**Recorded data:**
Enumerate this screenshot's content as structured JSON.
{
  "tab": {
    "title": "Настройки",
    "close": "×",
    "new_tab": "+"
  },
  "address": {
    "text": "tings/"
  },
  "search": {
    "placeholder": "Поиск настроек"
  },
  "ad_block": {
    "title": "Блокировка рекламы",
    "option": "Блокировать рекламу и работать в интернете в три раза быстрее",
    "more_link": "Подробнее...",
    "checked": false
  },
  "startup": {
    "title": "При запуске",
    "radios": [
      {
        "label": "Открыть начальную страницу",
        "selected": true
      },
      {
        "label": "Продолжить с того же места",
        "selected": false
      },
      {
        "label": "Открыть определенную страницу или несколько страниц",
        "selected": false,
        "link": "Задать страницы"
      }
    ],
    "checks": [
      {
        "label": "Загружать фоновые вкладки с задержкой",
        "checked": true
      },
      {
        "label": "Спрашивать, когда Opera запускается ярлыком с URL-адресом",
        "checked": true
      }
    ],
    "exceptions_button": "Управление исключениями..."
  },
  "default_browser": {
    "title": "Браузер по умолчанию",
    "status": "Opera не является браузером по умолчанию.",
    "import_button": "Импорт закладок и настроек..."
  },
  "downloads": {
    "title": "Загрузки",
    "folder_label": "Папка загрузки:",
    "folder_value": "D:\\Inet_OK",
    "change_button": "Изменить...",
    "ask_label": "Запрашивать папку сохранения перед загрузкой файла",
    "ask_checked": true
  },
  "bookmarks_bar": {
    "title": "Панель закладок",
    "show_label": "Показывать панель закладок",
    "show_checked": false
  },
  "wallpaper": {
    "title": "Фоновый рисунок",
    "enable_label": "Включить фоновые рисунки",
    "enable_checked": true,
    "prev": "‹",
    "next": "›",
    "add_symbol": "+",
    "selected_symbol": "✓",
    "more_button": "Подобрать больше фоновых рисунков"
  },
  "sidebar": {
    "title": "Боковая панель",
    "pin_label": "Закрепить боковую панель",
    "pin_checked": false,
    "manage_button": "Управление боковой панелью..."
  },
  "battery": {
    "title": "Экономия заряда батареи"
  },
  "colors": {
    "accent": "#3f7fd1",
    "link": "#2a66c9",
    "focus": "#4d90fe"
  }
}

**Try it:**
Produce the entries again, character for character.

**Problem solution:**
Enumerate this screenshot's content as structured JSON.
{
  "tab": {
    "title": "Настройки",
    "close": "×",
    "new_tab": "+"
  },
  "address": {
    "text": "tings/"
  },
  "search": {
    "placeholder": "Поиск настроек"
  },
  "ad_block": {
    "title": "Блокировка рекламы",
    "option": "Блокировать рекламу и работать в интернете в три раза быстрее",
    "more_link": "Подробнее...",
    "checked": false
  },
  "startup": {
    "title": "При запуске",
    "radios": [
      {
        "label": "Открыть начальную страницу",
        "selected": true
      },
      {
        "label": "Продолжить с того же места",
        "selected": false
      },
      {
        "label": "Открыть определенную страницу или несколько страниц",
        "selected": false,
        "link": "Задать страницы"
      }
    ],
    "checks": [
      {
        "label": "Загружать фоновые вкладки с задержкой",
        "checked": true
      },
      {
        "label": "Спрашивать, когда Opera запускается ярлыком с URL-адресом",
        "checked": true
      }
    ],
    "exceptions_button": "Управление исключениями..."
  },
  "default_browser": {
    "title": "Браузер по умолчанию",
    "status": "Opera не является браузером по умолчанию.",
    "import_button": "Импорт закладок и настроек..."
  },
  "downloads": {
    "title": "Загрузки",
    "folder_label": "Папка загрузки:",
    "folder_value": "D:\\Inet_OK",
    "change_button": "Изменить...",
    "ask_label": "Запрашивать папку сохранения перед загрузкой файла",
    "ask_checked": true
  },
  "bookmarks_bar": {
    "title": "Панель закладок",
    "show_label": "Показывать панель закладок",
    "show_checked": false
  },
  "wallpaper": {
    "title": "Фоновый рисунок",
    "enable_label": "Включить фоновые рисунки",
    "enable_checked": true,
    "prev": "‹",
    "next": "›",
    "add_symbol": "+",
    "selected_symbol": "✓",
    "more_button": "Подобрать больше фоновых рисунков"
  },
  "sidebar": {
    "title": "Боковая панель",
    "pin_label": "Закрепить боковую панель",
    "pin_checked": false,
    "manage_button": "Управление боковой панелью..."
  },
  "battery": {
    "title": "Экономия заряда батареи"
  },
  "colors": {
    "accent": "#3f7fd1",
    "link": "#2a66c9",
    "focus": "#4d90fe"
  }
}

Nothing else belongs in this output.